Where does the word "JSON" appear in the data? Copy every line that holds it.

________________

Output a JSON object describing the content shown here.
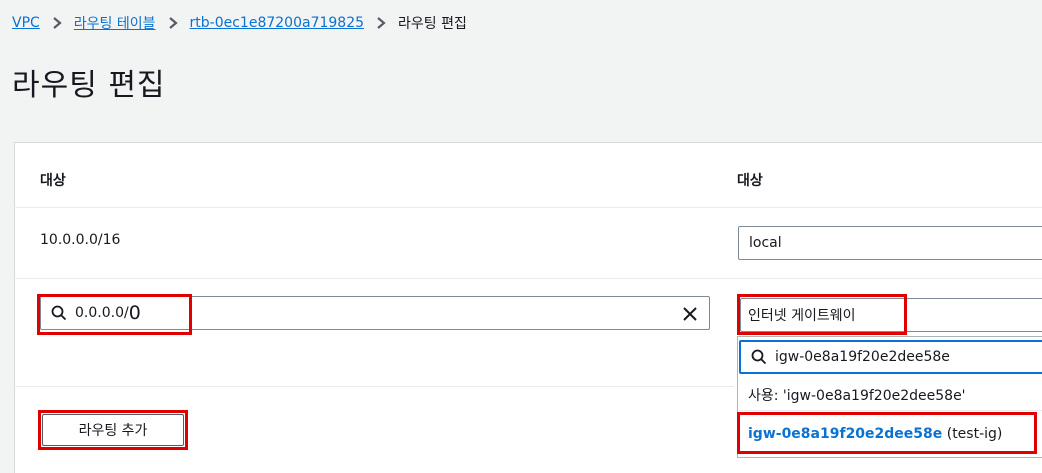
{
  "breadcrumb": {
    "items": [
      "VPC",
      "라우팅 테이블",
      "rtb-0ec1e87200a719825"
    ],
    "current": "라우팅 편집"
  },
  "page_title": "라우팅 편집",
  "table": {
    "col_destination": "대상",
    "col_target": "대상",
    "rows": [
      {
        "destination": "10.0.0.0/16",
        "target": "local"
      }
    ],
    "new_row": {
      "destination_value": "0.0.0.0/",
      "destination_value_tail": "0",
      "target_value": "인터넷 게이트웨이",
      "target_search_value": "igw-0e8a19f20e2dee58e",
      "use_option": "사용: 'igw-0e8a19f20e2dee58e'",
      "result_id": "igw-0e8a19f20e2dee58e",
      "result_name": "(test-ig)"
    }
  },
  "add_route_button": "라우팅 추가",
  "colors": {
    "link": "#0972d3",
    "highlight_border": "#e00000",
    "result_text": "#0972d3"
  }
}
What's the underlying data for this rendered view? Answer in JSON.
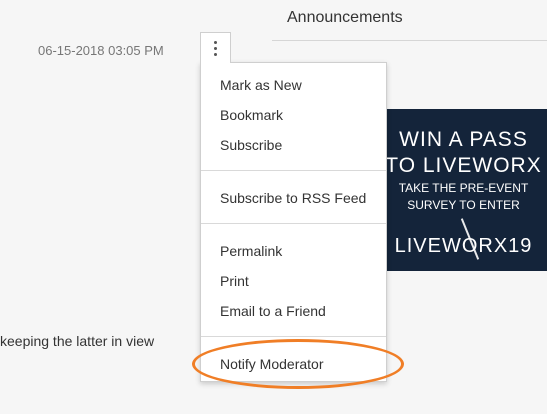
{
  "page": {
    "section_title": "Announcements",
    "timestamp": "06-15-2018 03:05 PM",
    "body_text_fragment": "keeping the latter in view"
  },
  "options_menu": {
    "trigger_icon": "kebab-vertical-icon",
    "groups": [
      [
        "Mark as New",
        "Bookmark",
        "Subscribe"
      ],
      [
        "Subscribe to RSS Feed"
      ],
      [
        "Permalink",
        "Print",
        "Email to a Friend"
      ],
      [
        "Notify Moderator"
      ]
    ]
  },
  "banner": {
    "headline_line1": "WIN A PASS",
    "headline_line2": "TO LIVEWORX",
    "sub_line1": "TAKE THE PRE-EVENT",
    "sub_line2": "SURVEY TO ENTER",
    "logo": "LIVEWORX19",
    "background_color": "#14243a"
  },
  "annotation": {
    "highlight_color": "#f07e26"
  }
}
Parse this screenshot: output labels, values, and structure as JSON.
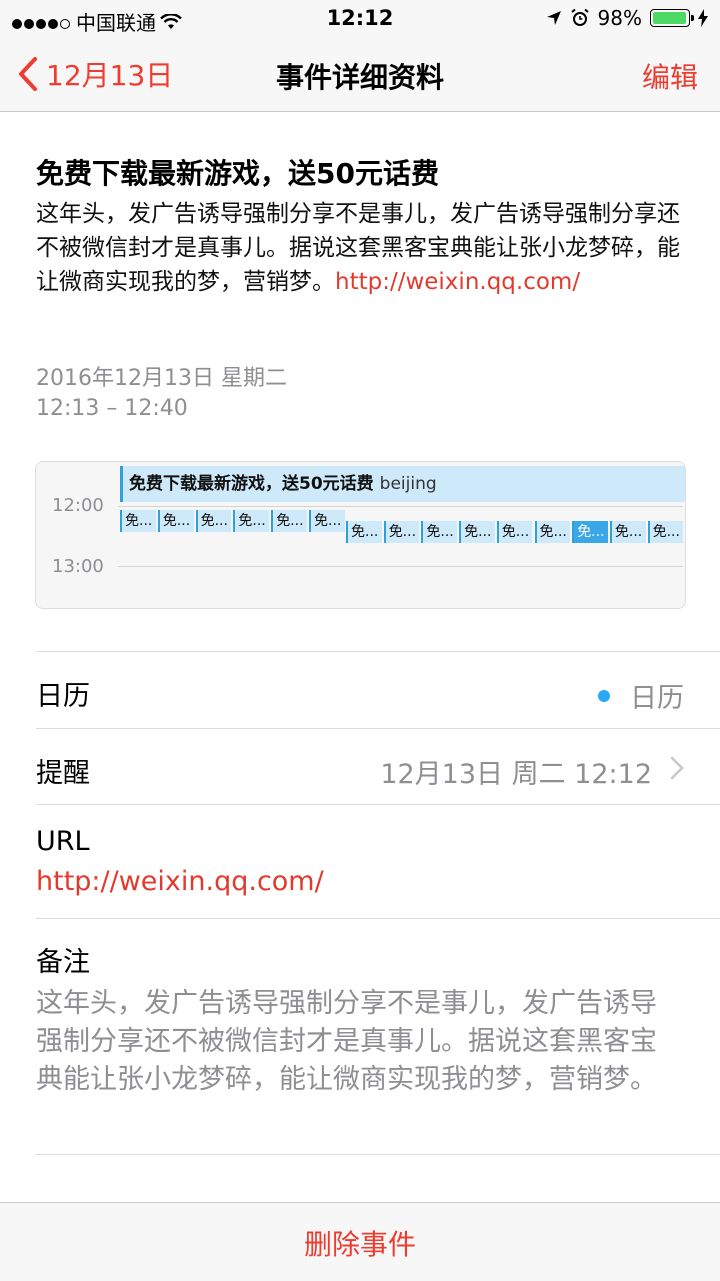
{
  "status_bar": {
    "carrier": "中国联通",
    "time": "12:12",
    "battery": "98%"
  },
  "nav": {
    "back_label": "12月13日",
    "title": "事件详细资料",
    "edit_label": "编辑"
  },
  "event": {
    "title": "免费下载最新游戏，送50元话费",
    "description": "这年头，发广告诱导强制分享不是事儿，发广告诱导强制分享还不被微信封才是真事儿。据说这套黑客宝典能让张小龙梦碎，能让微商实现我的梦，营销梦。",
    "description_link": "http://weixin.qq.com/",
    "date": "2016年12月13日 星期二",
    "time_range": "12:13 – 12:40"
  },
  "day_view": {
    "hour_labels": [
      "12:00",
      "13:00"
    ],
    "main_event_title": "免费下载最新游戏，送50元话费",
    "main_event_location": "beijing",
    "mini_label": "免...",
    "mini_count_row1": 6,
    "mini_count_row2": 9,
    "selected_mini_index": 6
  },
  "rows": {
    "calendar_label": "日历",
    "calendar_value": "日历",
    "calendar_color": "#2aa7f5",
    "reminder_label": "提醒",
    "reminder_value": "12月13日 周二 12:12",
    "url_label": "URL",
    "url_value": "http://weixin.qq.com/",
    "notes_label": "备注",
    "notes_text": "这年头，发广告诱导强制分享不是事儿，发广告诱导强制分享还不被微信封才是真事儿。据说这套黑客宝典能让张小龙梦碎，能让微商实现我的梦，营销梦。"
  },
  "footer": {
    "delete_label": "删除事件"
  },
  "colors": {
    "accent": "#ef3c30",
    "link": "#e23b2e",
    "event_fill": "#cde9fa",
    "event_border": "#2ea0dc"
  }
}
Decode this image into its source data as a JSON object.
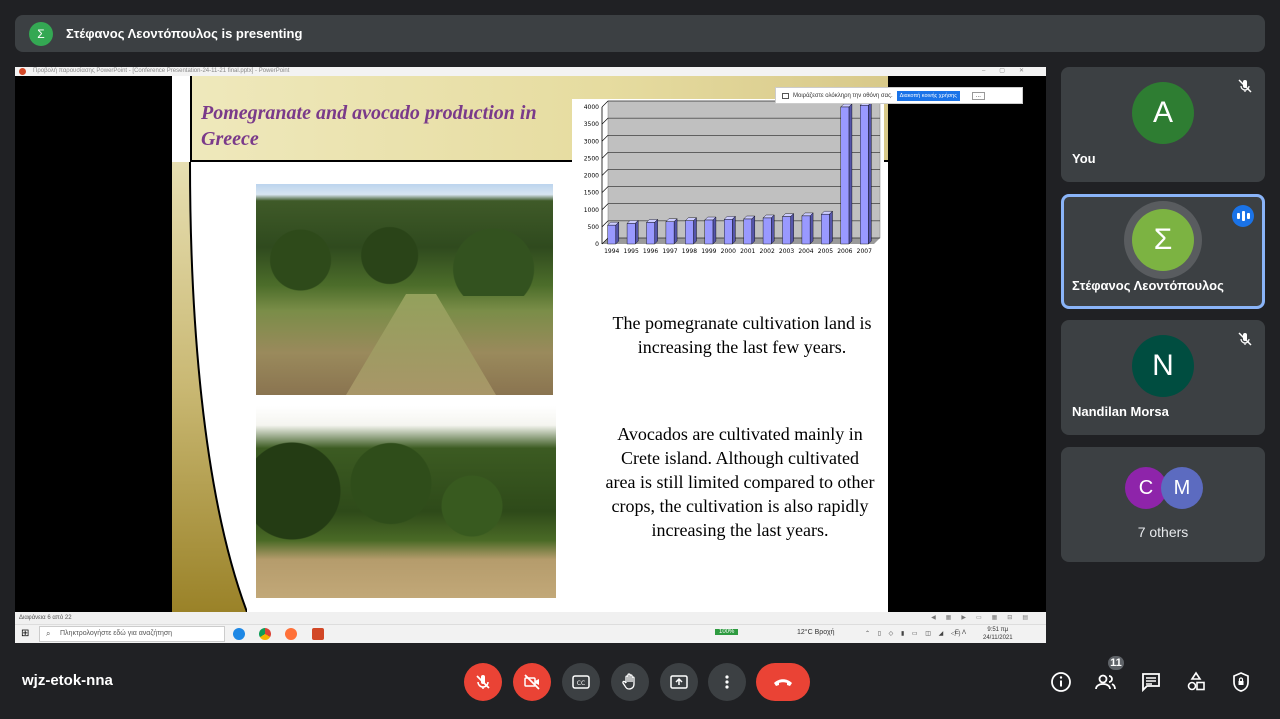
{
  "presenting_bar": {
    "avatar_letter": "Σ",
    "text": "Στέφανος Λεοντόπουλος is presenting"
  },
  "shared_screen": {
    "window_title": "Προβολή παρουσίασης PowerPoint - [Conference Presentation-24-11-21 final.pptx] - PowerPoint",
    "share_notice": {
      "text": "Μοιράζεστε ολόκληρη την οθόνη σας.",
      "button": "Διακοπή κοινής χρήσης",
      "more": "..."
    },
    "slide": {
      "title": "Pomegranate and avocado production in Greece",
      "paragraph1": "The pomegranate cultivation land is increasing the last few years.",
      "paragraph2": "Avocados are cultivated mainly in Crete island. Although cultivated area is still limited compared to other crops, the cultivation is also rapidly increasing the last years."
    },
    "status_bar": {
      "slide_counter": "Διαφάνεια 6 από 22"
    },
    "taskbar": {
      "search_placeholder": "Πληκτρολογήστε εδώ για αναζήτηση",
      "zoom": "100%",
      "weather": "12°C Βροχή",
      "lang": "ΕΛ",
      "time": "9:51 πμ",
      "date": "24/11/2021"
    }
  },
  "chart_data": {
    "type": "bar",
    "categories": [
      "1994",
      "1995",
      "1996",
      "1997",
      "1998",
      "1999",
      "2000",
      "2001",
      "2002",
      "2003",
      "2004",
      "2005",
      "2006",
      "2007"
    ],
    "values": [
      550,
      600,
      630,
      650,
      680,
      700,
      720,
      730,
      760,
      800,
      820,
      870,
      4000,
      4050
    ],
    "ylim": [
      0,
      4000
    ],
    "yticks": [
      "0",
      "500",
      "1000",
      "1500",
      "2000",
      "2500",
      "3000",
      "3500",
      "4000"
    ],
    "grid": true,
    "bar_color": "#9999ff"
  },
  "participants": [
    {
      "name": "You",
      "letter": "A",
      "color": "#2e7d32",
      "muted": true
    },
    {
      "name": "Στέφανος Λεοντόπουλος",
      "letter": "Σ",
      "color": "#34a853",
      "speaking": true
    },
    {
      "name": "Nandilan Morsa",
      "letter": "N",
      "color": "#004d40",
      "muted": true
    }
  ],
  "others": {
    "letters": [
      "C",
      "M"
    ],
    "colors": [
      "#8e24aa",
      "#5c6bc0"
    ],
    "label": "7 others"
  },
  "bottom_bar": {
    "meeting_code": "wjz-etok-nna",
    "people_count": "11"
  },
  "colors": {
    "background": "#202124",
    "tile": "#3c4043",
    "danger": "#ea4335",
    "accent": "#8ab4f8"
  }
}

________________

■ **Finished exercise**:
Output a JSON object describing the content shown here.
What's the underlying data for this rendered view? Answer in JSON.
Parse this screenshot: output labels, values, and structure as JSON.
Decode this image into its source data as a JSON object.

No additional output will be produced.